Like a kangaroo I hopped around Australia taking planes left and right, and from Perth I flew to Adelaide. Adelaide is a wonderful if a bit sleepy city, the capital of South Australia province. It’s a nice place to spend a couple of days but there isn’t an awful lot to report about it. However the visit to Adelaide means I’ve been to each and every Australian state – woo-hoo!!! Next hop: Adelaide – Sydney. From Sydney it was on to New Zealand, Fiji, Vanuatu, and then back to Australia – this time to Brisbane, the capital of Queensland, the last big city in Australia that I hadn’t visited.
On the map Brisbane appears to be located on the ocean shore. In reality – very much like Perth and Melbourne – it is located on the river which flows into the sea several kilometres downstream. The river creates a fantastic visual spectacle. I crossed it many times a day because its Southern shore – the opposite to the central business district – houses the cultural area. Museum of Queensland, State Library of Queensland, Gallery of Contemporary Art and a major concert hall are all compactly located in that area.
I spent a lot of time there, first studying the contents of all these institutions, then simply sitting in a museum café, spending time in the state library profiting from their unlimited wifi wifi with a speed of light. Somehow the atmosphere in that place is especially favourable for productive work. I think this kind of investment is a stroke of genius – to create in the centre of the city a place where anyone can quench their thirst for information at no cost whatsoever.
The Brisbane river. The business centre in on the left, the cultural centre is on the right.

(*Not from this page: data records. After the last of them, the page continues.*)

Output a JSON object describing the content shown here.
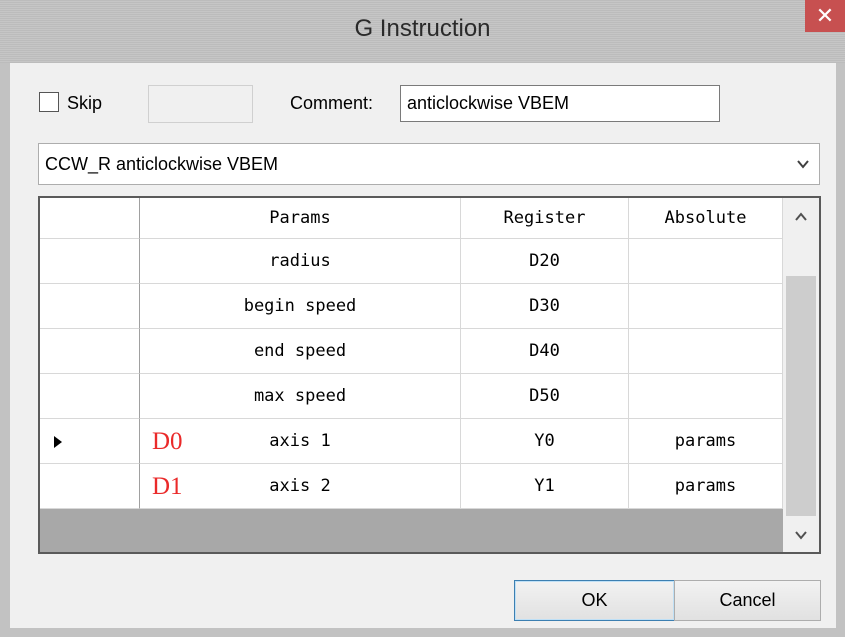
{
  "window": {
    "title": "G Instruction",
    "close_glyph": "✕"
  },
  "options": {
    "skip_label": "Skip",
    "skip_checked": false,
    "comment_label": "Comment:",
    "comment_value": "anticlockwise VBEM"
  },
  "instruction_select": {
    "selected": "CCW_R anticlockwise VBEM"
  },
  "grid": {
    "columns": [
      "Params",
      "Register",
      "Absolute"
    ],
    "rows": [
      {
        "param": "radius",
        "register": "D20",
        "absolute": "",
        "tag": ""
      },
      {
        "param": "begin speed",
        "register": "D30",
        "absolute": "",
        "tag": ""
      },
      {
        "param": "end speed",
        "register": "D40",
        "absolute": "",
        "tag": ""
      },
      {
        "param": "max speed",
        "register": "D50",
        "absolute": "",
        "tag": ""
      },
      {
        "param": "axis 1",
        "register": "Y0",
        "absolute": "params",
        "tag": "D0",
        "current": true
      },
      {
        "param": "axis 2",
        "register": "Y1",
        "absolute": "params",
        "tag": "D1"
      }
    ]
  },
  "buttons": {
    "ok": "OK",
    "cancel": "Cancel"
  },
  "colors": {
    "tag_red": "#ea2a2a",
    "close_red": "#c75050"
  }
}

The Kurilpa footbridge from the side of the cultural quarter. The name of the bridge is derived from the aboriginal name of the place.
Contemporary Art Gallery as seen from the river.
The cultural quarter from the inside.
One of the many memorable artworks of the local native artists in Contemporary Art Gallery.
The night view of the city centre from the cultural quarter. The café of Contemporary Art Gallery closes down at six in the evening, but no one removes the tables, and so numerous visitors stay there many hours after the closure. I would return to my hotel at this hour.
On a busy working day the business district would look thus. This is the main square – the George Square, the main artery of the city – Albert Street – is right in front of us.
On a random day in the city centre I suddenly found myself in this huge crowd.
This was a demonstration in favour of refugee rights. A neverending flow of refugees is streaming into Australia, its main sources being Tamils from Sri Lanka, as well as Iraq and Afghanistan. After reaching Indonesia, they board small boats to get to tiny coral reefs to the South of Java that belong to Australia. This represents an enormous headache for the Australian government as the Australian immigration regime is tightly controlled. Previous governments opted for a temporary solution which over time became permanent. The refugees gathered from reefs, islands and boats are moved to two refugee camps located in rented premises in Papua New Guinea (the so-called Manus camp) and in Nauru. Then they are held there indefinitely without much hope for any change in their situation. The two camps – essentially prisons – are manned by private contractors who are paid a big buck by the government. The conditions in the camps are rather harsh, to the point that sometimes rebellions and beatings occur. All kinds of left wing organisations were protesting against this situation on that day, and many passers by joined in. On that day such protests took place all over Australia.
The protesters first occupied George Square. Some speeches were given, but most of the time people spoke to each other.
I spoke to a number of activists manning the stands of several organisations.
This is what they were selling. I even bought a few materials.
As well as some of these badges – every badge seemed to be in favour of some idea I support.
Activitsts gave me this poster and invited to join the demonstration.
Which I did. At the set hour the crowd moved on an agreed itinerary through the centre of the city.
I found the most surprising the reaction of passers by. Many of them would just freeze on the spot as they would read the posters and start considering the issue which is obviously not straightforward. I thought this was democracy in action.
This post finishes the series about my visit of Australia on this trip. From Australia I flew on to Thailand and then to Brunei, Manila and Nepal – all of which has already been described on this blog. My next blog entry will therefore be about Mostar, which is where I headed after a July pause in Tallinn.